▶ TO DO: When you restate the data, keep every word as it is and drop the images.

▶ DATA IN THIS EXERCISE:

------------------------------------------------

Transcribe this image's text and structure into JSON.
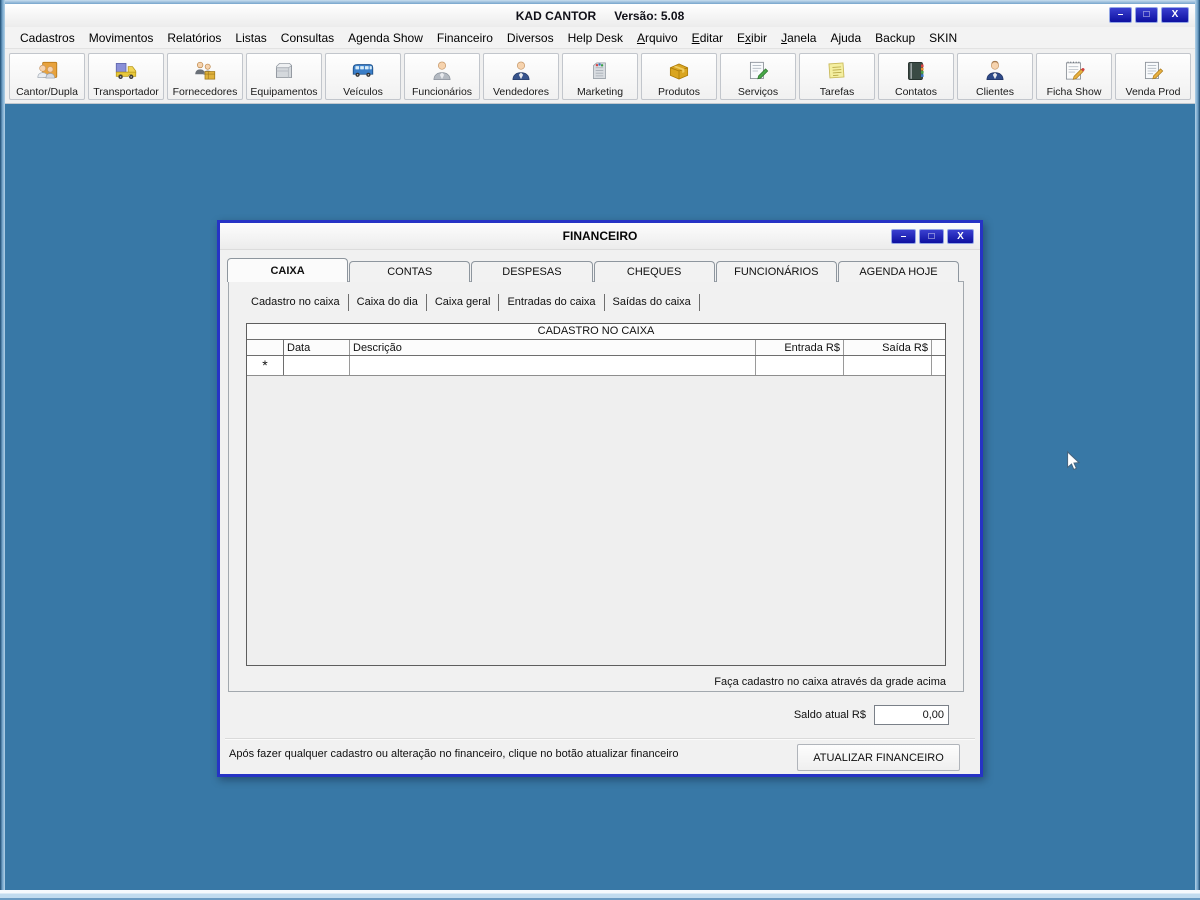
{
  "colors": {
    "desktop": "#3878A6",
    "control_navy": "#0D10A0",
    "dialog_border": "#2633C5",
    "toolbar_bg": "#F0F0F0"
  },
  "window": {
    "title_app": "KAD CANTOR",
    "title_version": "Versão: 5.08",
    "controls": [
      {
        "name": "minimize-button",
        "glyph": "–",
        "cls": "min"
      },
      {
        "name": "maximize-button",
        "glyph": "□",
        "cls": "max"
      },
      {
        "name": "close-button",
        "glyph": "X",
        "cls": "close"
      }
    ]
  },
  "menu": {
    "items": [
      {
        "name": "menu-cadastros",
        "label": "Cadastros"
      },
      {
        "name": "menu-movimentos",
        "label": "Movimentos"
      },
      {
        "name": "menu-relatorios",
        "label": "Relatórios"
      },
      {
        "name": "menu-listas",
        "label": "Listas"
      },
      {
        "name": "menu-consultas",
        "label": "Consultas"
      },
      {
        "name": "menu-agenda-show",
        "label": "Agenda Show"
      },
      {
        "name": "menu-financeiro",
        "label": "Financeiro"
      },
      {
        "name": "menu-diversos",
        "label": "Diversos"
      },
      {
        "name": "menu-help-desk",
        "label": "Help Desk"
      },
      {
        "name": "menu-arquivo",
        "label": "Arquivo",
        "u": 0
      },
      {
        "name": "menu-editar",
        "label": "Editar",
        "u": 0
      },
      {
        "name": "menu-exibir",
        "label": "Exibir",
        "u": 1
      },
      {
        "name": "menu-janela",
        "label": "Janela",
        "u": 0
      },
      {
        "name": "menu-ajuda",
        "label": "Ajuda"
      },
      {
        "name": "menu-backup",
        "label": "Backup"
      },
      {
        "name": "menu-skin",
        "label": "SKIN"
      }
    ]
  },
  "toolbar": {
    "buttons": [
      {
        "name": "toolbar-cantor-dupla",
        "label": "Cantor/Dupla",
        "icon": "cantor-dupla-icon"
      },
      {
        "name": "toolbar-transportador",
        "label": "Transportador",
        "icon": "truck-icon"
      },
      {
        "name": "toolbar-fornecedores",
        "label": "Fornecedores",
        "icon": "suppliers-icon"
      },
      {
        "name": "toolbar-equipamentos",
        "label": "Equipamentos",
        "icon": "equipment-icon"
      },
      {
        "name": "toolbar-veiculos",
        "label": "Veículos",
        "icon": "bus-icon"
      },
      {
        "name": "toolbar-funcionarios",
        "label": "Funcionários",
        "icon": "person-gray-icon"
      },
      {
        "name": "toolbar-vendedores",
        "label": "Vendedores",
        "icon": "person-blue-icon"
      },
      {
        "name": "toolbar-marketing",
        "label": "Marketing",
        "icon": "building-chart-icon"
      },
      {
        "name": "toolbar-produtos",
        "label": "Produtos",
        "icon": "box-icon"
      },
      {
        "name": "toolbar-servicos",
        "label": "Serviços",
        "icon": "document-pencil-green-icon"
      },
      {
        "name": "toolbar-tarefas",
        "label": "Tarefas",
        "icon": "notes-icon"
      },
      {
        "name": "toolbar-contatos",
        "label": "Contatos",
        "icon": "address-book-icon"
      },
      {
        "name": "toolbar-clientes",
        "label": "Clientes",
        "icon": "person-suit-icon"
      },
      {
        "name": "toolbar-ficha-show",
        "label": "Ficha Show",
        "icon": "notepad-pencil-icon"
      },
      {
        "name": "toolbar-venda-prod",
        "label": "Venda Prod",
        "icon": "document-pencil-icon"
      }
    ]
  },
  "dialog": {
    "title": "FINANCEIRO",
    "controls": [
      {
        "name": "dialog-minimize-button",
        "glyph": "–",
        "cls": "min"
      },
      {
        "name": "dialog-maximize-button",
        "glyph": "□",
        "cls": "max"
      },
      {
        "name": "dialog-close-button",
        "glyph": "X",
        "cls": "close"
      }
    ],
    "tabs": [
      {
        "name": "tab-caixa",
        "label": "CAIXA",
        "active": true
      },
      {
        "name": "tab-contas",
        "label": "CONTAS"
      },
      {
        "name": "tab-despesas",
        "label": "DESPESAS"
      },
      {
        "name": "tab-cheques",
        "label": "CHEQUES"
      },
      {
        "name": "tab-funcionarios",
        "label": "FUNCIONÁRIOS"
      },
      {
        "name": "tab-agenda-hoje",
        "label": "AGENDA HOJE"
      }
    ],
    "subtabs": [
      {
        "name": "subtab-cadastro-no-caixa",
        "label": "Cadastro no caixa",
        "active": true
      },
      {
        "name": "subtab-caixa-do-dia",
        "label": "Caixa do dia"
      },
      {
        "name": "subtab-caixa-geral",
        "label": "Caixa geral"
      },
      {
        "name": "subtab-entradas-do-caixa",
        "label": "Entradas do caixa"
      },
      {
        "name": "subtab-saidas-do-caixa",
        "label": "Saídas do caixa"
      }
    ],
    "grid": {
      "caption": "CADASTRO NO CAIXA",
      "columns": [
        {
          "label": "",
          "cls": "c-sel"
        },
        {
          "label": "Data",
          "cls": "c-data"
        },
        {
          "label": "Descrição",
          "cls": "c-desc"
        },
        {
          "label": "Entrada R$",
          "cls": "c-entrada"
        },
        {
          "label": "Saída R$",
          "cls": "c-saida"
        },
        {
          "label": "",
          "cls": "c-fill"
        }
      ],
      "new_row_marker": "*",
      "hint": "Faça cadastro no caixa através da grade acima"
    },
    "saldo": {
      "label": "Saldo atual R$",
      "value": "0,00"
    },
    "footer": {
      "note": "Após fazer qualquer cadastro ou alteração no financeiro, clique no botão atualizar financeiro",
      "button": "ATUALIZAR FINANCEIRO"
    }
  }
}
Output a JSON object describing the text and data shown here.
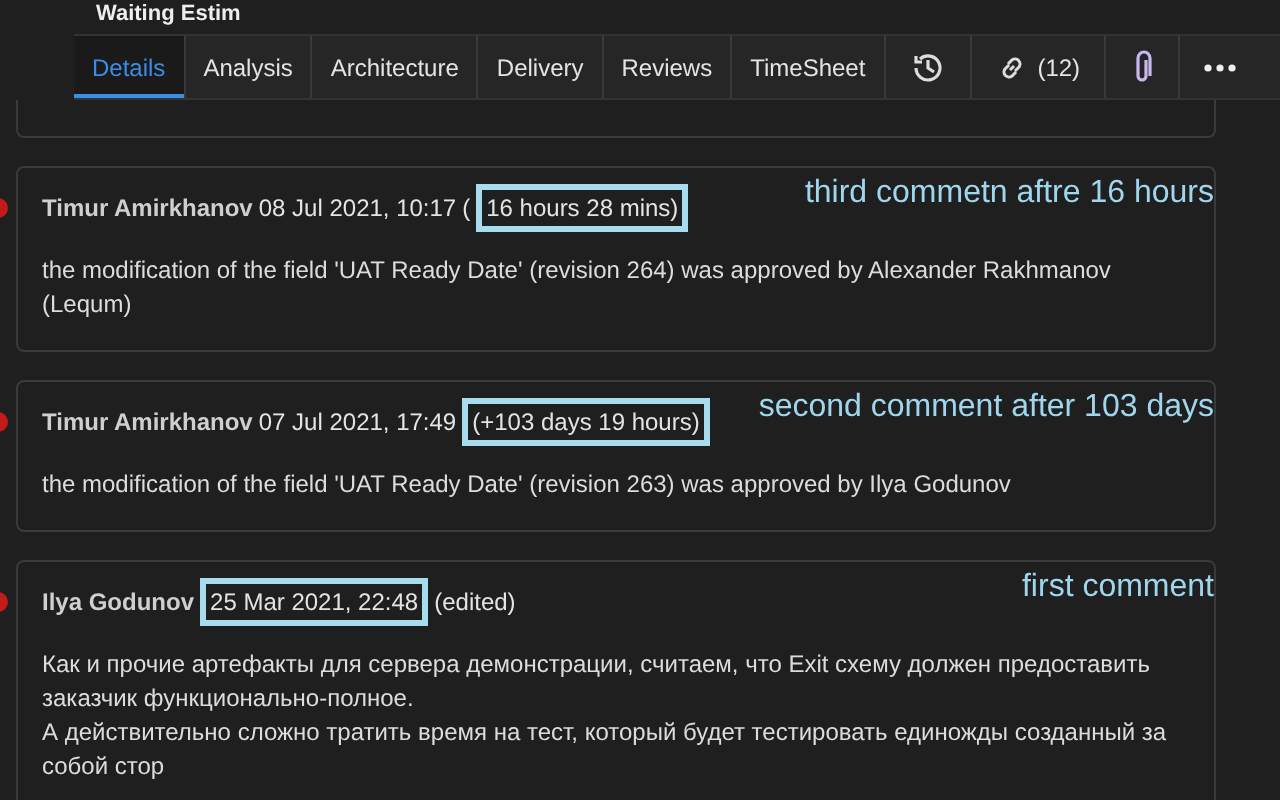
{
  "header": {
    "title": "Waiting Estim"
  },
  "tabs": [
    {
      "kind": "text",
      "label": "Details",
      "selected": true
    },
    {
      "kind": "text",
      "label": "Analysis",
      "selected": false
    },
    {
      "kind": "text",
      "label": "Architecture",
      "selected": false
    },
    {
      "kind": "text",
      "label": "Delivery",
      "selected": false
    },
    {
      "kind": "text",
      "label": "Reviews",
      "selected": false
    },
    {
      "kind": "text",
      "label": "TimeSheet",
      "selected": false
    },
    {
      "kind": "history",
      "selected": false
    },
    {
      "kind": "links",
      "label": "(12)",
      "selected": false
    },
    {
      "kind": "attachments",
      "selected": false
    },
    {
      "kind": "more",
      "selected": false
    }
  ],
  "comments": [
    {
      "author": "Timur Amirkhanov",
      "date": "08 Jul 2021, 10:17",
      "prefix": "(",
      "elapsed": "16 hours 28 mins)",
      "date_highlighted": false,
      "elapsed_highlighted": true,
      "annotation": "third commetn aftre 16 hours",
      "body": [
        "the modification of the field 'UAT Ready Date' (revision 264) was approved by Alexander Rakhmanov (Lequm)"
      ]
    },
    {
      "author": "Timur Amirkhanov",
      "date": "07 Jul 2021, 17:49",
      "elapsed": "(+103 days 19 hours)",
      "date_highlighted": false,
      "elapsed_highlighted": true,
      "annotation": "second comment after 103 days",
      "body": [
        "the modification of the field 'UAT Ready Date' (revision 263) was approved by Ilya Godunov"
      ]
    },
    {
      "author": "Ilya Godunov",
      "date": "25 Mar 2021, 22:48",
      "suffix": "(edited)",
      "date_highlighted": true,
      "annotation": "first comment",
      "body": [
        "Как и прочие артефакты для сервера демонстрации, считаем, что Exit схему должен предоставить заказчик функционально-полное.",
        "А действительно сложно тратить время на тест, который будет тестировать единожды созданный за собой стор"
      ]
    }
  ]
}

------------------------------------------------

▶ ANSWER FOR THE TASK:
Transcribe this image's text and structure into JSON.
{
  "colors": {
    "desktop": "#3878A6",
    "control_navy": "#0D10A0",
    "dialog_border": "#2633C5",
    "toolbar_bg": "#F0F0F0"
  },
  "window": {
    "title_app": "KAD CANTOR",
    "title_version": "Versão: 5.08",
    "controls": [
      {
        "name": "minimize-button",
        "glyph": "–",
        "cls": "min"
      },
      {
        "name": "maximize-button",
        "glyph": "□",
        "cls": "max"
      },
      {
        "name": "close-button",
        "glyph": "X",
        "cls": "close"
      }
    ]
  },
  "menu": {
    "items": [
      {
        "name": "menu-cadastros",
        "label": "Cadastros"
      },
      {
        "name": "menu-movimentos",
        "label": "Movimentos"
      },
      {
        "name": "menu-relatorios",
        "label": "Relatórios"
      },
      {
        "name": "menu-listas",
        "label": "Listas"
      },
      {
        "name": "menu-consultas",
        "label": "Consultas"
      },
      {
        "name": "menu-agenda-show",
        "label": "Agenda Show"
      },
      {
        "name": "menu-financeiro",
        "label": "Financeiro"
      },
      {
        "name": "menu-diversos",
        "label": "Diversos"
      },
      {
        "name": "menu-help-desk",
        "label": "Help Desk"
      },
      {
        "name": "menu-arquivo",
        "label": "Arquivo",
        "u": 0
      },
      {
        "name": "menu-editar",
        "label": "Editar",
        "u": 0
      },
      {
        "name": "menu-exibir",
        "label": "Exibir",
        "u": 1
      },
      {
        "name": "menu-janela",
        "label": "Janela",
        "u": 0
      },
      {
        "name": "menu-ajuda",
        "label": "Ajuda"
      },
      {
        "name": "menu-backup",
        "label": "Backup"
      },
      {
        "name": "menu-skin",
        "label": "SKIN"
      }
    ]
  },
  "toolbar": {
    "buttons": [
      {
        "name": "toolbar-cantor-dupla",
        "label": "Cantor/Dupla",
        "icon": "cantor-dupla-icon"
      },
      {
        "name": "toolbar-transportador",
        "label": "Transportador",
        "icon": "truck-icon"
      },
      {
        "name": "toolbar-fornecedores",
        "label": "Fornecedores",
        "icon": "suppliers-icon"
      },
      {
        "name": "toolbar-equipamentos",
        "label": "Equipamentos",
        "icon": "equipment-icon"
      },
      {
        "name": "toolbar-veiculos",
        "label": "Veículos",
        "icon": "bus-icon"
      },
      {
        "name": "toolbar-funcionarios",
        "label": "Funcionários",
        "icon": "person-gray-icon"
      },
      {
        "name": "toolbar-vendedores",
        "label": "Vendedores",
        "icon": "person-blue-icon"
      },
      {
        "name": "toolbar-marketing",
        "label": "Marketing",
        "icon": "building-chart-icon"
      },
      {
        "name": "toolbar-produtos",
        "label": "Produtos",
        "icon": "box-icon"
      },
      {
        "name": "toolbar-servicos",
        "label": "Serviços",
        "icon": "document-pencil-green-icon"
      },
      {
        "name": "toolbar-tarefas",
        "label": "Tarefas",
        "icon": "notes-icon"
      },
      {
        "name": "toolbar-contatos",
        "label": "Contatos",
        "icon": "address-book-icon"
      },
      {
        "name": "toolbar-clientes",
        "label": "Clientes",
        "icon": "person-suit-icon"
      },
      {
        "name": "toolbar-ficha-show",
        "label": "Ficha Show",
        "icon": "notepad-pencil-icon"
      },
      {
        "name": "toolbar-venda-prod",
        "label": "Venda Prod",
        "icon": "document-pencil-icon"
      }
    ]
  },
  "dialog": {
    "title": "FINANCEIRO",
    "controls": [
      {
        "name": "dialog-minimize-button",
        "glyph": "–",
        "cls": "min"
      },
      {
        "name": "dialog-maximize-button",
        "glyph": "□",
        "cls": "max"
      },
      {
        "name": "dialog-close-button",
        "glyph": "X",
        "cls": "close"
      }
    ],
    "tabs": [
      {
        "name": "tab-caixa",
        "label": "CAIXA",
        "active": true
      },
      {
        "name": "tab-contas",
        "label": "CONTAS"
      },
      {
        "name": "tab-despesas",
        "label": "DESPESAS"
      },
      {
        "name": "tab-cheques",
        "label": "CHEQUES"
      },
      {
        "name": "tab-funcionarios",
        "label": "FUNCIONÁRIOS"
      },
      {
        "name": "tab-agenda-hoje",
        "label": "AGENDA HOJE"
      }
    ],
    "subtabs": [
      {
        "name": "subtab-cadastro-no-caixa",
        "label": "Cadastro no caixa",
        "active": true
      },
      {
        "name": "subtab-caixa-do-dia",
        "label": "Caixa do dia"
      },
      {
        "name": "subtab-caixa-geral",
        "label": "Caixa geral"
      },
      {
        "name": "subtab-entradas-do-caixa",
        "label": "Entradas do caixa"
      },
      {
        "name": "subtab-saidas-do-caixa",
        "label": "Saídas do caixa"
      }
    ],
    "grid": {
      "caption": "CADASTRO NO CAIXA",
      "columns": [
        {
          "label": "",
          "cls": "c-sel"
        },
        {
          "label": "Data",
          "cls": "c-data"
        },
        {
          "label": "Descrição",
          "cls": "c-desc"
        },
        {
          "label": "Entrada R$",
          "cls": "c-entrada"
        },
        {
          "label": "Saída R$",
          "cls": "c-saida"
        },
        {
          "label": "",
          "cls": "c-fill"
        }
      ],
      "new_row_marker": "*",
      "hint": "Faça cadastro no caixa através da grade acima"
    },
    "saldo": {
      "label": "Saldo atual R$",
      "value": "0,00"
    },
    "footer": {
      "note": "Após fazer qualquer cadastro ou alteração no financeiro, clique no botão atualizar financeiro",
      "button": "ATUALIZAR FINANCEIRO"
    }
  }
}
Output a JSON object describing the text and data shown here.
{
  "header": {
    "title": "Waiting Estim"
  },
  "tabs": [
    {
      "kind": "text",
      "label": "Details",
      "selected": true
    },
    {
      "kind": "text",
      "label": "Analysis",
      "selected": false
    },
    {
      "kind": "text",
      "label": "Architecture",
      "selected": false
    },
    {
      "kind": "text",
      "label": "Delivery",
      "selected": false
    },
    {
      "kind": "text",
      "label": "Reviews",
      "selected": false
    },
    {
      "kind": "text",
      "label": "TimeSheet",
      "selected": false
    },
    {
      "kind": "history",
      "selected": false
    },
    {
      "kind": "links",
      "label": "(12)",
      "selected": false
    },
    {
      "kind": "attachments",
      "selected": false
    },
    {
      "kind": "more",
      "selected": false
    }
  ],
  "comments": [
    {
      "author": "Timur Amirkhanov",
      "date": "08 Jul 2021, 10:17",
      "prefix": "(",
      "elapsed": "16 hours 28 mins)",
      "date_highlighted": false,
      "elapsed_highlighted": true,
      "annotation": "third commetn aftre 16 hours",
      "body": [
        "the modification of the field 'UAT Ready Date' (revision 264) was approved by Alexander Rakhmanov (Lequm)"
      ]
    },
    {
      "author": "Timur Amirkhanov",
      "date": "07 Jul 2021, 17:49",
      "elapsed": "(+103 days 19 hours)",
      "date_highlighted": false,
      "elapsed_highlighted": true,
      "annotation": "second comment after 103 days",
      "body": [
        "the modification of the field 'UAT Ready Date' (revision 263) was approved by Ilya Godunov"
      ]
    },
    {
      "author": "Ilya Godunov",
      "date": "25 Mar 2021, 22:48",
      "suffix": "(edited)",
      "date_highlighted": true,
      "annotation": "first comment",
      "body": [
        "Как и прочие артефакты для сервера демонстрации, считаем, что Exit схему должен предоставить заказчик функционально-полное.",
        "А действительно сложно тратить время на тест, который будет тестировать единожды созданный за собой стор"
      ]
    }
  ]
}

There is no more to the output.